ASUU Strike: Court Adjourns Case Till September 16
The Federal Government’s lawsuit against the Academic Staff Union of Universities (ASUU) over the union’s recent industrial action of about seven months has been adjourned by the National Industrial Court of Nigeria until September 16, 2022.
The Federal Government requested an order from the Abuja court for ASUU to resume negotiations as it continues to work with the union to resolve their conflict.
According to the statement by the Head, Press and Public Relations at the Ministry of Labour and Employment, Olajide Oshundun, said that the matter was sent to the registrar of the National Industrial Court of Nigeria by the Minister, Chris Ngige on Thursday 8 September.
The Socio-Economic Rights and Accountability Project (SERAP) requested to join the case as an interested party at Monday’s sessions.
Ebun-Olu Adegnoruwa (SAN), the attorney for SERAP, said that his client had filed a similar lawsuit to compel the Federal Government to fulfil its 2009 agreement with the lecturers on strike.
According to him, SERAP’s desire to participate in the case is motivated by the need to prevent contradictory outcomes in relation to the labour dispute. Tijjani Gazali (SAN), the Federal Government’s attorney, rejects SERAP’s request to combine the lawsuits.
He informed the judge that the case was scheduled for mention on Monday, making SERAP’s application premature.

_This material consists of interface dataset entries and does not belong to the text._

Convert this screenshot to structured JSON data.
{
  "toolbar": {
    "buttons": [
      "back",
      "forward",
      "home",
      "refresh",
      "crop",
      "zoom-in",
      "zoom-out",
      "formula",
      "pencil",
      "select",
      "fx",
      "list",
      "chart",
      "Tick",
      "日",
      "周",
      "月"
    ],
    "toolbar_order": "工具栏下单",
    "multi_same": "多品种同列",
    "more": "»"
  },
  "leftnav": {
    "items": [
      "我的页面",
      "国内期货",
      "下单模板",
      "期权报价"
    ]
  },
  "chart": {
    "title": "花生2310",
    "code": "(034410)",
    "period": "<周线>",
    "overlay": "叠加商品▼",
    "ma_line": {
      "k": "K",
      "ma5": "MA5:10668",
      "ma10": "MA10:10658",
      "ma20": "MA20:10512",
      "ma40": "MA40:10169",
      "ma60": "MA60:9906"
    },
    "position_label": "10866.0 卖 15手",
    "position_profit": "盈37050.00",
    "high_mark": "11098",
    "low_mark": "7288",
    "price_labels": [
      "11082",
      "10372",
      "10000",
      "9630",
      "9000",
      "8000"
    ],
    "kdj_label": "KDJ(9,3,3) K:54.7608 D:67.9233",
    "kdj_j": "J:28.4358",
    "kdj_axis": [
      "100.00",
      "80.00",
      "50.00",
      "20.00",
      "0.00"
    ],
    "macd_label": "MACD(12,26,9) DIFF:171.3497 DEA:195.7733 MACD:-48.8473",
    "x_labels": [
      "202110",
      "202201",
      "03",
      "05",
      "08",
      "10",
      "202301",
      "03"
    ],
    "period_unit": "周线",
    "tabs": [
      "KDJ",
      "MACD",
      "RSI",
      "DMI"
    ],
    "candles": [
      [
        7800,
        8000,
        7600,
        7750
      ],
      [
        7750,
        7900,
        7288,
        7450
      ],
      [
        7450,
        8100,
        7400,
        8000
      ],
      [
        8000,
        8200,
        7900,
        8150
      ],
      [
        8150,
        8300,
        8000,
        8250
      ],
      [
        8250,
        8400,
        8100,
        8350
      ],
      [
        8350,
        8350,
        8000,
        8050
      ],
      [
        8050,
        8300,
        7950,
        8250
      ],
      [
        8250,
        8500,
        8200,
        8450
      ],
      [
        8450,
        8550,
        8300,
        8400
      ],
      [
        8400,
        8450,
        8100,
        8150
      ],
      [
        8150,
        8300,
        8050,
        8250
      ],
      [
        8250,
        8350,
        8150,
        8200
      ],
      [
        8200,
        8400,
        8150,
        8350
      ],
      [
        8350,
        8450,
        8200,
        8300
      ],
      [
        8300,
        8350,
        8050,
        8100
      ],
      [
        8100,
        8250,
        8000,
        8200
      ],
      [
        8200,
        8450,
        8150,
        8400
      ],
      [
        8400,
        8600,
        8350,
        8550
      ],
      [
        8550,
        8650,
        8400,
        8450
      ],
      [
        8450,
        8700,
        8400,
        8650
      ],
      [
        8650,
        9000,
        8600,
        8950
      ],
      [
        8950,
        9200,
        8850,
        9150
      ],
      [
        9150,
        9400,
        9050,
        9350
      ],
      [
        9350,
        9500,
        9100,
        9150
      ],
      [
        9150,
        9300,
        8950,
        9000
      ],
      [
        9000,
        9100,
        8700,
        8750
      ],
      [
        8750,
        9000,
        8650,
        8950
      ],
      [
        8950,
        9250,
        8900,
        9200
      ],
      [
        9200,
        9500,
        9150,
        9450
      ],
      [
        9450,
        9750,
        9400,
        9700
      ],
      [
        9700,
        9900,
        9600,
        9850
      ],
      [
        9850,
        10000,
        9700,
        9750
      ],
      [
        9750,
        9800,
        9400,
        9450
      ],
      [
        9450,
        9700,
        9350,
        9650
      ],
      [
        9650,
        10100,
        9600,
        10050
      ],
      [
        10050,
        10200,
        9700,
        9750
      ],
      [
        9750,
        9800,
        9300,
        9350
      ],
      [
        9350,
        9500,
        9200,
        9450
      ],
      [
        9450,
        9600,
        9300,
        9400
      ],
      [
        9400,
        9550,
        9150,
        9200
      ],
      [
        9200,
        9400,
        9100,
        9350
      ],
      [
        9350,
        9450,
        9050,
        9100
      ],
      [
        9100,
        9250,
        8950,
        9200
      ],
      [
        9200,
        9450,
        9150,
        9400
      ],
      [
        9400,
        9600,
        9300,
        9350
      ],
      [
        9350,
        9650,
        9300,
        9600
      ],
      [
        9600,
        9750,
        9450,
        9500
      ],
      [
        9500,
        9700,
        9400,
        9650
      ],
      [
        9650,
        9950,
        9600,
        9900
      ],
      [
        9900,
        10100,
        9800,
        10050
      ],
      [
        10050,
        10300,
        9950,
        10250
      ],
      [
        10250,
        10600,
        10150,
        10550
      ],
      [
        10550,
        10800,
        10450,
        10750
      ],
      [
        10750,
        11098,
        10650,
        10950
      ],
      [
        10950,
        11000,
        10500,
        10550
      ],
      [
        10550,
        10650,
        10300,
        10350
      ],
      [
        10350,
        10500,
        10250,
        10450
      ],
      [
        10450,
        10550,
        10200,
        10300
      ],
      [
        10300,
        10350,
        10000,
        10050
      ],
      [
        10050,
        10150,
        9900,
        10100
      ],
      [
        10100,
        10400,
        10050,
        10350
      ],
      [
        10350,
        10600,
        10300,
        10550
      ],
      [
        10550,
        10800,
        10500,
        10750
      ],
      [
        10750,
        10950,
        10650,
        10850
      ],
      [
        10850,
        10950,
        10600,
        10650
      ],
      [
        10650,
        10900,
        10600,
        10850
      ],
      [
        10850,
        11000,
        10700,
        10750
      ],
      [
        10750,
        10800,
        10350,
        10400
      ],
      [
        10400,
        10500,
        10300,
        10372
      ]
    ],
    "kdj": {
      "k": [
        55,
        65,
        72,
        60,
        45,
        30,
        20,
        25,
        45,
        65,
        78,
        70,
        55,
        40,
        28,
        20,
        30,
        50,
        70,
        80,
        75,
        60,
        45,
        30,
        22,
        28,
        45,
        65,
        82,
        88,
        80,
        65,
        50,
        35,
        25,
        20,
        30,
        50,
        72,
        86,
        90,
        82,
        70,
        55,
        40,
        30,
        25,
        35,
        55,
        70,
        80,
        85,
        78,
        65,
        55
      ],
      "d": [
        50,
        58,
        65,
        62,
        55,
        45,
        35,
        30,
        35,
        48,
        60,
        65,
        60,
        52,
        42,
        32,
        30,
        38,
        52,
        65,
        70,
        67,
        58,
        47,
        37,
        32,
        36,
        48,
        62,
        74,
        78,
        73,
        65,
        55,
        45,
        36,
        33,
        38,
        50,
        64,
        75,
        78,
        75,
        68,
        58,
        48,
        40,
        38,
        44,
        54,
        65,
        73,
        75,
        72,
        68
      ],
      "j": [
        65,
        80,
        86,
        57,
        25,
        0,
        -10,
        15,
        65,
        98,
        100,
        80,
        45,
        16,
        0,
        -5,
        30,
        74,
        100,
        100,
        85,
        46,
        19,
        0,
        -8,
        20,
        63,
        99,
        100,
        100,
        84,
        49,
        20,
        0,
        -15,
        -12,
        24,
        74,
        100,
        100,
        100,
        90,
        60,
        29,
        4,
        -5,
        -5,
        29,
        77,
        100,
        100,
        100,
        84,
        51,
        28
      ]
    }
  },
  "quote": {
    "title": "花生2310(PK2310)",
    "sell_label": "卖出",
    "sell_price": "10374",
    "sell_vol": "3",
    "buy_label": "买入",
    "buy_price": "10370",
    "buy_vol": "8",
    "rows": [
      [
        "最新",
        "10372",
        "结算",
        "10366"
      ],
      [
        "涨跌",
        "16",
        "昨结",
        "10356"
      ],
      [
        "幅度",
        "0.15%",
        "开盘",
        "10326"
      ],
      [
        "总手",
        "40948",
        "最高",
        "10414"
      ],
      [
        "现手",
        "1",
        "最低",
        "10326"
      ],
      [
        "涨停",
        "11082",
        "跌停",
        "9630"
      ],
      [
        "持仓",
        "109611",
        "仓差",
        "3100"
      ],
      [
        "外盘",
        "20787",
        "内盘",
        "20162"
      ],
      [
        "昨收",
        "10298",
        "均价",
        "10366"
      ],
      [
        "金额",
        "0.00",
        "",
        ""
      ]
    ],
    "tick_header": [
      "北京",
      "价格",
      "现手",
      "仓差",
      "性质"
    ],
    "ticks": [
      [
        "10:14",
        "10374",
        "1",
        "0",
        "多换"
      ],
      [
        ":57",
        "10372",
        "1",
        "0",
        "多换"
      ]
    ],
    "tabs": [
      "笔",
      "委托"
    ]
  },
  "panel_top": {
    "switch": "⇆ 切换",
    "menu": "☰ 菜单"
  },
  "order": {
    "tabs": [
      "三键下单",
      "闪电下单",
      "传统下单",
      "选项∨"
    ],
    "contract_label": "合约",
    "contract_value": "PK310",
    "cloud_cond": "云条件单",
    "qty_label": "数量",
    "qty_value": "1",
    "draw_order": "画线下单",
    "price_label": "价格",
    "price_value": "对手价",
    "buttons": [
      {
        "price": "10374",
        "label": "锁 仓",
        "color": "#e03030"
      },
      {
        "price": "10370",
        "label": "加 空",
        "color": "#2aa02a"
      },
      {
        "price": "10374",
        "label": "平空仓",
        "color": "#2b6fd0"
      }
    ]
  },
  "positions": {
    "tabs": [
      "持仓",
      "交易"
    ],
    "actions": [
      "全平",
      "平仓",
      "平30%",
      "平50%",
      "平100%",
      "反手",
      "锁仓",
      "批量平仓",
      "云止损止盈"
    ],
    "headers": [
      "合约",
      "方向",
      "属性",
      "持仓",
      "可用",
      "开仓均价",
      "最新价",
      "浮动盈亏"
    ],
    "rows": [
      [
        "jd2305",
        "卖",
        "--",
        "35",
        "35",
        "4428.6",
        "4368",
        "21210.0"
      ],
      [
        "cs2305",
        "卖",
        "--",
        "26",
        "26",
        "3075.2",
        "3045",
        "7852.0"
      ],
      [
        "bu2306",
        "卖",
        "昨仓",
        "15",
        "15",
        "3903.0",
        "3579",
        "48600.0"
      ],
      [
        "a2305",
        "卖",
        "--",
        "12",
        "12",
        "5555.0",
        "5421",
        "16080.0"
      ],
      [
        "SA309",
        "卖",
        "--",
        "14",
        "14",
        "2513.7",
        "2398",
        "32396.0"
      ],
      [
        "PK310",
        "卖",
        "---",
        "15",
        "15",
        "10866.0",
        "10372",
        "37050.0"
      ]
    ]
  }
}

Femi Falana, the attorney for ASUU, disagreed, saying that he was aware of the attempts made by attorneys to file court documents in the lawsuit on Monday.
The judge determined that SERAP should not consolidate the case. The judge stated that he was simply serving as the case’s vacation judge and that another judge will be assigned to decide the case.
He adjourned the matter toFriday, September 16, 2022, and directed the parties to the lawsuit to file and exchange court documents.
Outside the court, Falana, the attorney for ASUU, criticized the Federal Government for going to court. He insisted that university lecturers are still working and urged the Federal Government to cease trying to intimidate ASUU.
According to Tijanni Gazali, counsel to the Federal Government, ASUU cannot tell the Federal Government what platform its members should be paid for.
He said the contents of the deal agreed between the Federal Government and ASUU will be included in the papers they will be bringing before the court, and it has been implemented in large part.